I started programming when I was 12 on an Atari 800 that my dad bought me for Christmas. It was an 8-bit machine that had a casette drive for “long-term” storage and 8-bit graphics. I subscribed to SoftSide and would copy pages of BASIC programs from each issue, spending days debugging them. I was a nerdy kid.
I grew up in Wyoming, likely being the singular nerdy programmer kid in the state in the early 80s. We picked up from there and moved overseas to Barranquilla, Colombia, where I was exposed to a very different culture than rural Wyoming, to put it mildly. From there, I spend my high school years in Houston, Texas before matriculating at Georgia Tech.
For reasons that I will never be able to explain, I majored in Mechanical Engineering. My friends and I would actually program in our spare time for fun, yet it never occurred to me to actually get a degree in Computer Science. Not one of my better decisions.
After a brief first job of selling industrial air compressors, a GT friend of mine got me a job at a Geographic Information Systems (GIS) consulting company as a low-level nerd. It was great. I enjoyed working with clients and building software to meet their needs. For about the next 15 years, I would remain in the GIS world, working for a couple of service companies and one product company (ESRI).
The tech and programming world were changing at such a rapid pace back then, and I started to long for to be more on the edge of the industry. I fell in love with Ruby and Ruby on Rails and started to look for a job there. Since I had no professional Ruby experience, the only job I could get was a very desperate startup where I owned the platform.
It was a typical startup: 80 hour weeks, always feeling behind, terrible salary and benefits. But, it allowed me to level up, mostly through failing. It was a whirlwind few years, and I didn’t get rich, but I gained a ton of experience.
That brings me to eSkookum](https://skookum.com), where I run the Product Development Practice. Mainly that consists of writing architecture descriptions, sales support, best practices, and learning from my team. I still love it and I there’s a lot of that 12-year old still in me.

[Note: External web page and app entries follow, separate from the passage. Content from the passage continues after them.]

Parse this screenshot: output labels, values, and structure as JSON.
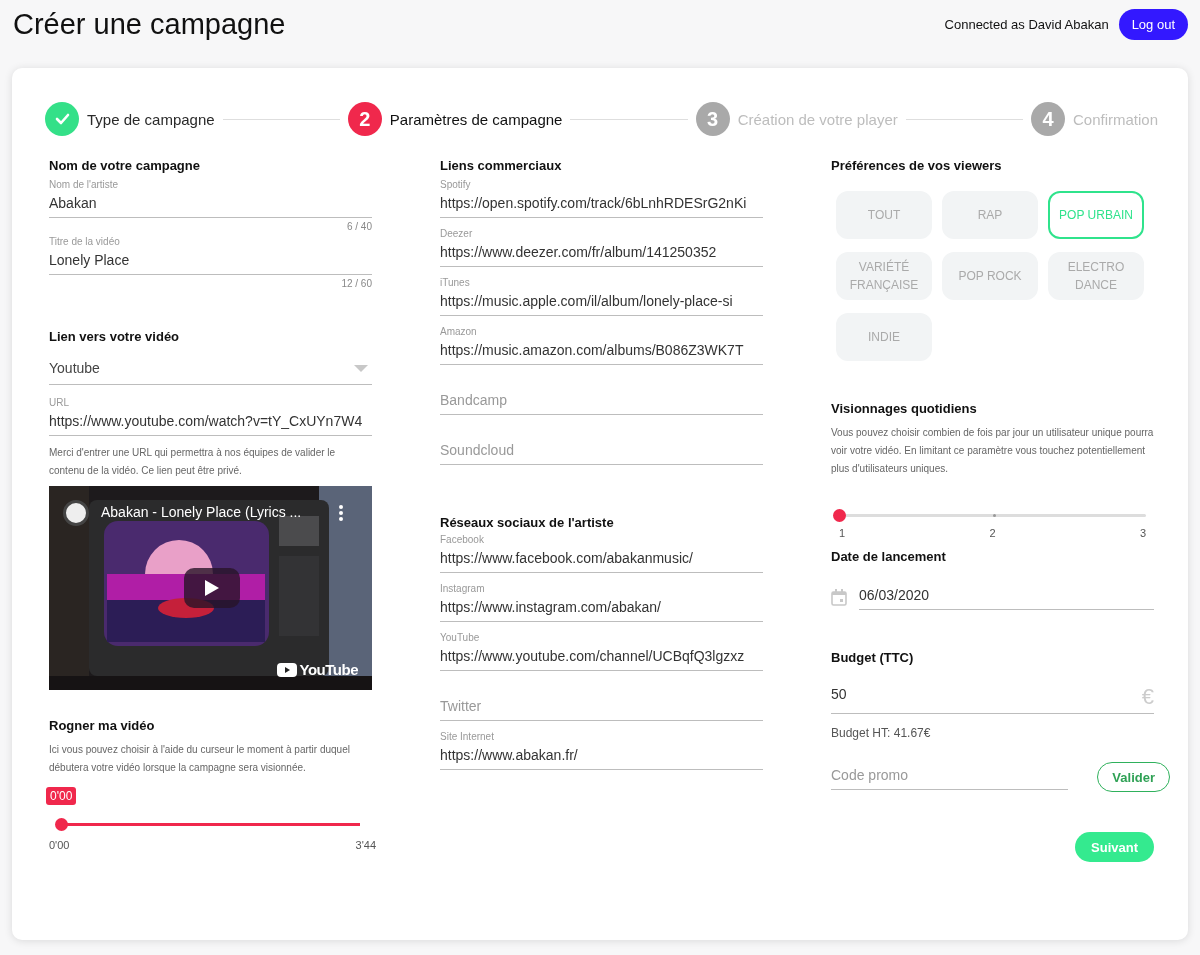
{
  "header": {
    "title": "Créer une campagne",
    "user_label": "Connected as David Abakan",
    "logout": "Log out"
  },
  "steps": [
    {
      "label": "Type de campagne",
      "completed": true,
      "selected": false
    },
    {
      "number": "2",
      "label": "Paramètres de campagne",
      "completed": false,
      "selected": true
    },
    {
      "number": "3",
      "label": "Création de votre player",
      "completed": false,
      "selected": false
    },
    {
      "number": "4",
      "label": "Confirmation",
      "completed": false,
      "selected": false
    }
  ],
  "campaign_name": {
    "heading": "Nom de votre campagne",
    "fields": [
      {
        "label": "Nom de l'artiste",
        "value": "Abakan",
        "counter": "6 / 40"
      },
      {
        "label": "Titre de la vidéo",
        "value": "Lonely Place",
        "counter": "12 / 60"
      }
    ]
  },
  "video_link": {
    "heading": "Lien vers votre vidéo",
    "platform": "Youtube",
    "url_label": "URL",
    "url": "https://www.youtube.com/watch?v=tY_CxUYn7W4",
    "help": "Merci d'entrer une URL qui permettra à nos équipes de valider le contenu de la vidéo. Ce lien peut être privé.",
    "player": {
      "title": "Abakan - Lonely Place (Lyrics ...",
      "logo": "YouTube"
    }
  },
  "trim": {
    "heading": "Rogner ma vidéo",
    "help": "Ici vous pouvez choisir à l'aide du curseur le moment à partir duquel débutera votre vidéo lorsque la campagne sera visionnée.",
    "tooltip": "0'00",
    "level": 0,
    "start": "0'00",
    "end": "3'44"
  },
  "commercial_links": {
    "heading": "Liens commerciaux",
    "fields": [
      {
        "label": "Spotify",
        "value": "https://open.spotify.com/track/6bLnhRDESrG2nKi"
      },
      {
        "label": "Deezer",
        "value": "https://www.deezer.com/fr/album/141250352"
      },
      {
        "label": "iTunes",
        "value": "https://music.apple.com/il/album/lonely-place-si"
      },
      {
        "label": "Amazon",
        "value": "https://music.amazon.com/albums/B086Z3WK7T"
      },
      {
        "placeholder": "Bandcamp"
      },
      {
        "placeholder": "Soundcloud"
      }
    ]
  },
  "social_links": {
    "heading": "Réseaux sociaux de l'artiste",
    "fields": [
      {
        "label": "Facebook",
        "value": "https://www.facebook.com/abakanmusic/"
      },
      {
        "label": "Instagram",
        "value": "https://www.instagram.com/abakan/"
      },
      {
        "label": "YouTube",
        "value": "https://www.youtube.com/channel/UCBqfQ3lgzxz"
      },
      {
        "placeholder": "Twitter"
      },
      {
        "label": "Site Internet",
        "value": "https://www.abakan.fr/"
      }
    ]
  },
  "viewers": {
    "heading": "Préférences de vos viewers",
    "genres": [
      {
        "label": "TOUT",
        "selected": false
      },
      {
        "label": "RAP",
        "selected": false
      },
      {
        "label": "POP URBAIN",
        "selected": true
      },
      {
        "label": "VARIÉTÉ FRANÇAISE",
        "selected": false
      },
      {
        "label": "POP ROCK",
        "selected": false
      },
      {
        "label": "ELECTRO DANCE",
        "selected": false
      },
      {
        "label": "INDIE",
        "selected": false
      }
    ]
  },
  "daily_views": {
    "heading": "Visionnages quotidiens",
    "help": "Vous pouvez choisir combien de fois par jour un utilisateur unique pourra voir votre vidéo. En limitant ce paramètre vous touchez potentiellement plus d'utilisateurs uniques.",
    "level": 0,
    "ticks": [
      "1",
      "2",
      "3"
    ]
  },
  "launch_date": {
    "heading": "Date de lancement",
    "value": "06/03/2020"
  },
  "budget": {
    "heading": "Budget (TTC)",
    "value": "50",
    "currency": "€",
    "ht": "Budget HT: 41.67€",
    "promo_placeholder": "Code promo",
    "validate": "Valider"
  },
  "next": "Suivant"
}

On a personal note, I married my college sweetheart, Jill, and we have four kids, which is aggressive. If, according to Nietzsche, order comes from chaos, it must come later.

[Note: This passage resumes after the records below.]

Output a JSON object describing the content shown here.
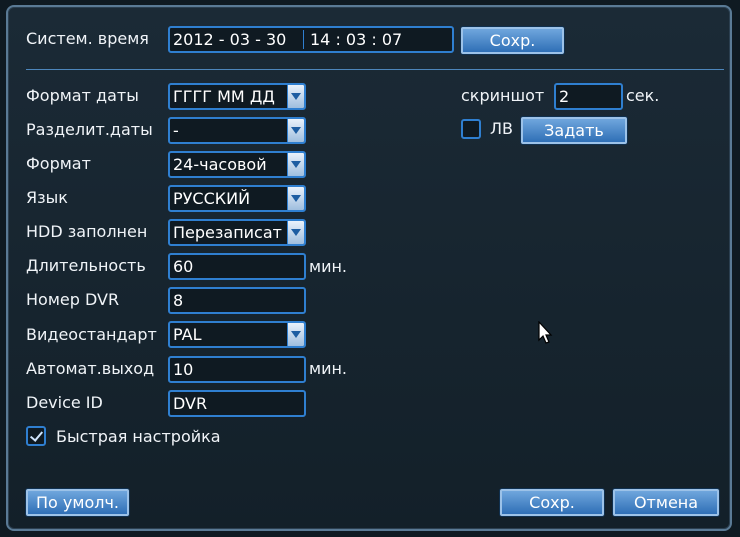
{
  "system_time": {
    "label": "Систем. время",
    "date": "2012 - 03 - 30",
    "time": "14 : 03 : 07",
    "save_label": "Сохр."
  },
  "fields": {
    "date_format": {
      "label": "Формат даты",
      "value": "ГГГГ ММ ДД"
    },
    "date_separator": {
      "label": "Разделит.даты",
      "value": "-"
    },
    "time_format": {
      "label": "Формат",
      "value": "24-часовой"
    },
    "language": {
      "label": "Язык",
      "value": "РУССКИЙ"
    },
    "hdd_full": {
      "label": "HDD заполнен",
      "value": "Перезаписат"
    },
    "duration": {
      "label": "Длительность",
      "value": "60",
      "unit": "мин."
    },
    "dvr_number": {
      "label": "Номер DVR",
      "value": "8"
    },
    "video_standard": {
      "label": "Видеостандарт",
      "value": "PAL"
    },
    "auto_logout": {
      "label": "Автомат.выход",
      "value": "10",
      "unit": "мин."
    },
    "device_id": {
      "label": "Device ID",
      "value": "DVR"
    }
  },
  "quick_setup": {
    "label": "Быстрая настройка",
    "checked": true
  },
  "screenshot": {
    "label": "скриншот",
    "value": "2",
    "unit": "сек."
  },
  "lv": {
    "label": "ЛВ",
    "checked": false,
    "set_label": "Задать"
  },
  "footer": {
    "defaults_label": "По умолч.",
    "save_label": "Сохр.",
    "cancel_label": "Отмена"
  },
  "colors": {
    "background": "#1b2a36",
    "field_border": "#2f7fd0",
    "button": "#2f6fb6"
  }
}
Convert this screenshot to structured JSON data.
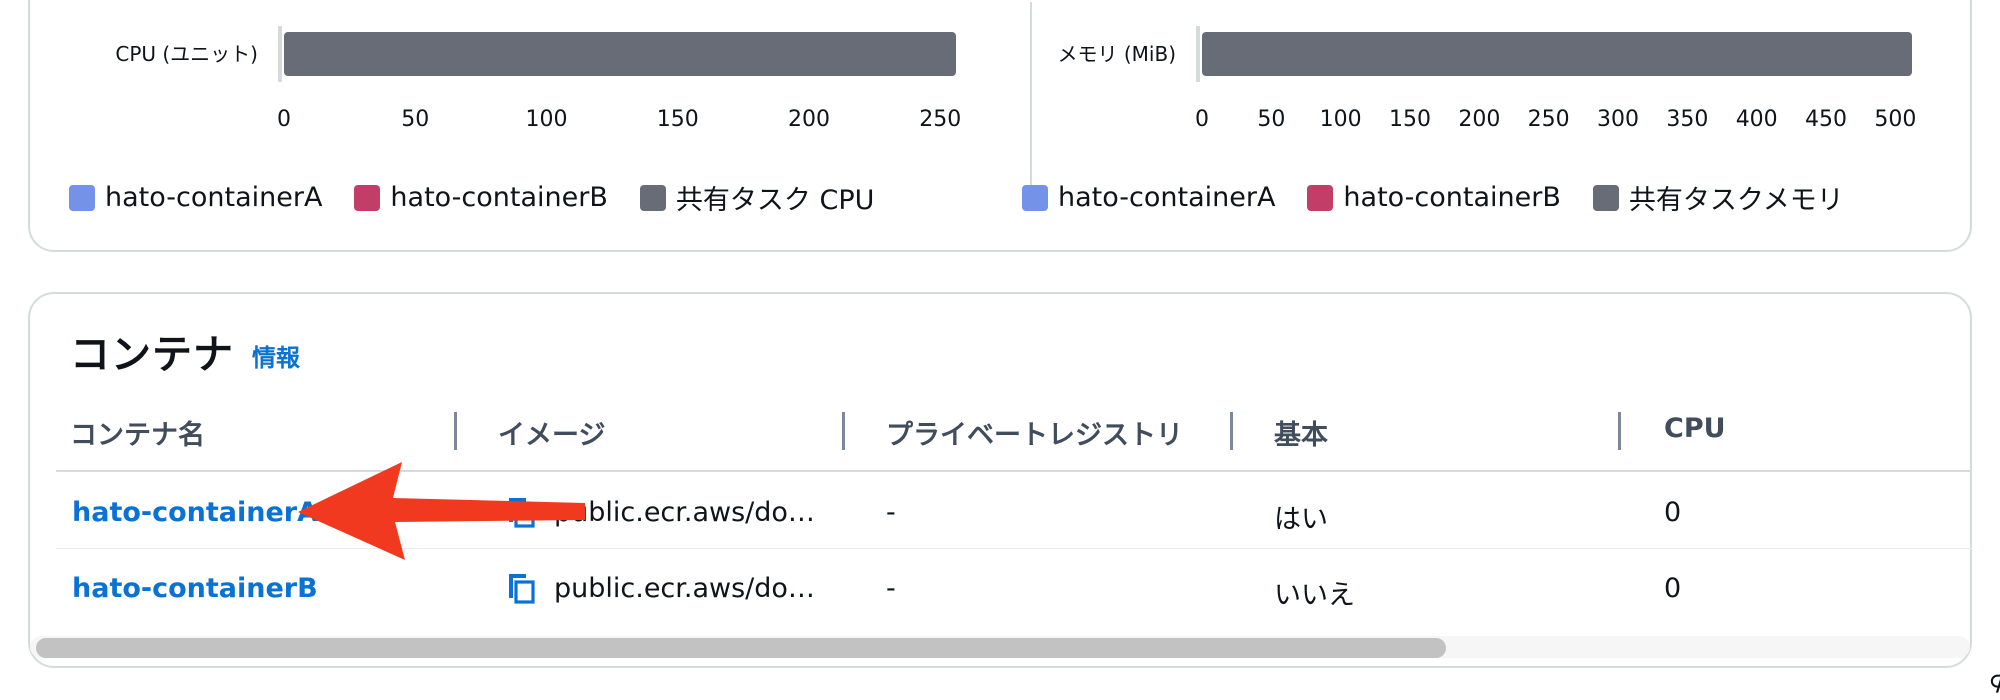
{
  "chart_data": [
    {
      "type": "bar",
      "orientation": "horizontal",
      "categories": [
        "CPU (ユニット)"
      ],
      "series": [
        {
          "name": "共有タスク CPU",
          "values": [
            256
          ],
          "color": "#686c76"
        }
      ],
      "x_ticks": [
        "0",
        "50",
        "100",
        "150",
        "200",
        "250"
      ],
      "xlim": [
        0,
        256
      ],
      "legend": [
        {
          "label": "hato-containerA",
          "color": "#7492e8"
        },
        {
          "label": "hato-containerB",
          "color": "#c33d69"
        },
        {
          "label": "共有タスク CPU",
          "color": "#686c76"
        }
      ],
      "legend_position": "bottom-left",
      "grid": false
    },
    {
      "type": "bar",
      "orientation": "horizontal",
      "categories": [
        "メモリ (MiB)"
      ],
      "series": [
        {
          "name": "共有タスクメモリ",
          "values": [
            512
          ],
          "color": "#686c76"
        }
      ],
      "x_ticks": [
        "0",
        "50",
        "100",
        "150",
        "200",
        "250",
        "300",
        "350",
        "400",
        "450",
        "500"
      ],
      "xlim": [
        0,
        512
      ],
      "legend": [
        {
          "label": "hato-containerA",
          "color": "#7492e8"
        },
        {
          "label": "hato-containerB",
          "color": "#c33d69"
        },
        {
          "label": "共有タスクメモリ",
          "color": "#686c76"
        }
      ],
      "legend_position": "bottom-left",
      "grid": false
    }
  ],
  "containers_section": {
    "title": "コンテナ",
    "info_link": "情報",
    "columns": [
      "コンテナ名",
      "イメージ",
      "プライベートレジストリ",
      "基本",
      "CPU"
    ],
    "rows": [
      {
        "name": "hato-containerA",
        "image": "public.ecr.aws/do…",
        "private_registry": "-",
        "essential": "はい",
        "cpu": "0"
      },
      {
        "name": "hato-containerB",
        "image": "public.ecr.aws/do…",
        "private_registry": "-",
        "essential": "いいえ",
        "cpu": "0"
      }
    ],
    "image_icon": "copy-icon"
  },
  "annotation": {
    "arrow_color": "#f0391e",
    "arrow_target": "hato-containerA"
  },
  "corner_glyph": "⊄"
}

I still read Marvel comics almost every day and I probably could use some more hobbies.